44 mag 240 grain, Smith & Wesson wished to pair their new revolver design with a worthy new ammunition chambering. At the time, smokeless powder was state of the art in ammunition technology. Older black-powder ammunition was in the process of being converted to smokeless. Smith & Wesson’s popular . Russian cartridge had established a reputation for superb accuracy and was a renowned target load, and they decided to use an improved smokeless powder version as the basis for the new round. Due to the lower energy density of the early semi-smokeless powders, prior efforts to convert the .foourty4 Russian to smokeless had produced less than stellar ballistic performance. Smith & Wesson addressed this issue by lengthening the .44 Russian cartridge case by 0.190-inch (4.8 mm) and increasing the powder capacity by 6 grains (0.39 g). The resulting design, which S&W called the .44 Special, had a case length of 1.16-inch (29 mm).Almost from its introduction, firearms enthusiasts and cartridge handloaders saw that the potential of the .chambering was far from being realized and by the end of the 1920s were loading it to much higher velocities than factory standards. Led by articles in firearms periodicals penned by gun writers such as Elmer Keith and Skeeter Skelton, a loose cadre of enthusiastic fans who called themselves the “.44 Associates” formed.[5] Trading information such as . handloading data and tips regarding the conversion of revolvers to .44 caliber, they promulgated the belief espoused by many firearms authorities and experts that the .44 S chambering is one of the best overall in the handguns

Product Information

44 Special

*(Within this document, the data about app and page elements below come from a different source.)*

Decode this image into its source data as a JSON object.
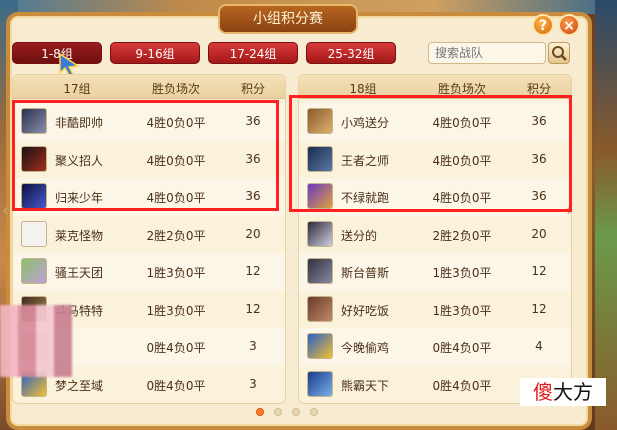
{
  "title": "小组积分赛",
  "watermark": "傻大方",
  "colors": {
    "accent": "#ff7a22",
    "tab_red": "#c02020",
    "highlight": "#ff2020"
  },
  "tabs": [
    {
      "label": "1-8组",
      "active": true
    },
    {
      "label": "9-16组",
      "active": false
    },
    {
      "label": "17-24组",
      "active": false
    },
    {
      "label": "25-32组",
      "active": false
    }
  ],
  "search": {
    "placeholder": "搜索战队",
    "icon": "search-icon"
  },
  "help_icon": "question-icon",
  "close_icon": "close-icon",
  "groups": [
    {
      "name": "17组",
      "col_record": "胜负场次",
      "col_points": "积分",
      "rows": [
        {
          "name": "非酷即帅",
          "record": "4胜0负0平",
          "points": "36"
        },
        {
          "name": "聚义招人",
          "record": "4胜0负0平",
          "points": "36"
        },
        {
          "name": "归来少年",
          "record": "4胜0负0平",
          "points": "36"
        },
        {
          "name": "莱克怪物",
          "record": "2胜2负0平",
          "points": "20"
        },
        {
          "name": "骚王天团",
          "record": "1胜3负0平",
          "points": "12"
        },
        {
          "name": "斗马特特",
          "record": "1胜3负0平",
          "points": "12"
        },
        {
          "name": "",
          "record": "0胜4负0平",
          "points": "3"
        },
        {
          "name": "梦之至域",
          "record": "0胜4负0平",
          "points": "3"
        }
      ]
    },
    {
      "name": "18组",
      "col_record": "胜负场次",
      "col_points": "积分",
      "rows": [
        {
          "name": "小鸡送分",
          "record": "4胜0负0平",
          "points": "36"
        },
        {
          "name": "王者之师",
          "record": "4胜0负0平",
          "points": "36"
        },
        {
          "name": "不绿就跑",
          "record": "4胜0负0平",
          "points": "36"
        },
        {
          "name": "送分的",
          "record": "2胜2负0平",
          "points": "20"
        },
        {
          "name": "斯台普斯",
          "record": "1胜3负0平",
          "points": "12"
        },
        {
          "name": "好好吃饭",
          "record": "1胜3负0平",
          "points": "12"
        },
        {
          "name": "今晚偷鸡",
          "record": "0胜4负0平",
          "points": "4"
        },
        {
          "name": "熊霸天下",
          "record": "0胜4负0平",
          "points": "3"
        }
      ]
    }
  ],
  "pager": {
    "pages": 4,
    "current": 1
  }
}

Grain Weight
240 Grains
50 Round
Muzzle Velocity
950 Feet Per Second
Muzzle Energy
481 Foot Pounds
Bullet Style
Lead Free
Case Type